by Emanuel Preciado, MA, PhD student. UCI Community Resilience summer fellow. September 2018.
I am from Central Escondido, California – a place with similar demographics as Central Santa Ana but half the size in terms of total population. It’s a predominantly working-class Latinx city, with very little to no political representation even though the city of Escondido is more than 50% Latinx. I started going to college to find ways that low income communities of color can lift themselves up by taking political action through organizing and activism. In my experience coming from a working-class Latinx neighborhood is that our city could care less about the Latinx population unless we’re somehow spurring economic growth usually through our labor. Even then, Escondido’s leadership has demonstrated that racism trumps capital as decisions are made in a cloud of xenophobia and racial hysteria.

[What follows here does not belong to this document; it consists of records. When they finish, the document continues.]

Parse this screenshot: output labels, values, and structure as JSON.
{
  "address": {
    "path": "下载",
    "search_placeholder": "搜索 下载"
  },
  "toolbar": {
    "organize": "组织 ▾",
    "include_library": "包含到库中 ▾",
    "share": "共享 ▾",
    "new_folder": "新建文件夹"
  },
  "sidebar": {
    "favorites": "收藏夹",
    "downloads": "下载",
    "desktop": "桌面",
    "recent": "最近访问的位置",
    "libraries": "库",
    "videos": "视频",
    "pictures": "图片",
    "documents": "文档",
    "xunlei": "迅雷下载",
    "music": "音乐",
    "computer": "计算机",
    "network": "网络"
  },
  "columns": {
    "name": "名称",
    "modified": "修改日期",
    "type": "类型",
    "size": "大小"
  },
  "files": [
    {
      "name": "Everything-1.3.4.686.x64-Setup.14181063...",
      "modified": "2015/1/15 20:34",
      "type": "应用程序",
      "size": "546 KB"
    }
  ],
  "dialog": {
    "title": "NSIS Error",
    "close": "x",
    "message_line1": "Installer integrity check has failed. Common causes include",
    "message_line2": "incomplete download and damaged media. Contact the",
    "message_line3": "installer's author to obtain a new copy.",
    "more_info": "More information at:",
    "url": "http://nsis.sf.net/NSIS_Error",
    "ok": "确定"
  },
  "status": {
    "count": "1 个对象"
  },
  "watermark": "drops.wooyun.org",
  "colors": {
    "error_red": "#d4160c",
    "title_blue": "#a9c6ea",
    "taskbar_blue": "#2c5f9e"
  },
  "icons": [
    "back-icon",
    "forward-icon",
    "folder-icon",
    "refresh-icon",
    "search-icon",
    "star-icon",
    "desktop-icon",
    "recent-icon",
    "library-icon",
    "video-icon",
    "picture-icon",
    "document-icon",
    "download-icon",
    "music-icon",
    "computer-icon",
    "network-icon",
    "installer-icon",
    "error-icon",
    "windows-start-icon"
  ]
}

Take for example the proposed Southwest Key children’s shelter in 2014 that was to bring jobs and millions of dollars in revenue to the city, but was rejected by city officials due to backlash from the predominantly right-wing conservative community. The shelter was slated to house mostly unaccompanied minors from Central America, but complaints were made that the children would bring crime and disease. Even the shelters themselves have recently been scrutinized in the media for reports of sexual abuse of minors committed by Southwest Key shelter employees. In addition, Southwest Key shelters have made enormous profits housing mostly migrant children. I say this only to highlight the complexity of this issue of housing refugee children and it’s not always clear who are the heroes and villains.
The city of Escondido has made national news several times for their racial discrimination and anti-immigrant sentiment expressed through city ordinances, such as a ban on renting property to undocumented immigrants in 2006 or the city’s partnership between the police department and ICE. My experience growing up in Escondido inspired me to study urban planning and social movements. Today, I am convinced that community-driven planning is the only responsible and just way that communities without a voice can become empowered and make demands to improve the quality of life in their communities. I consider myself a community planner.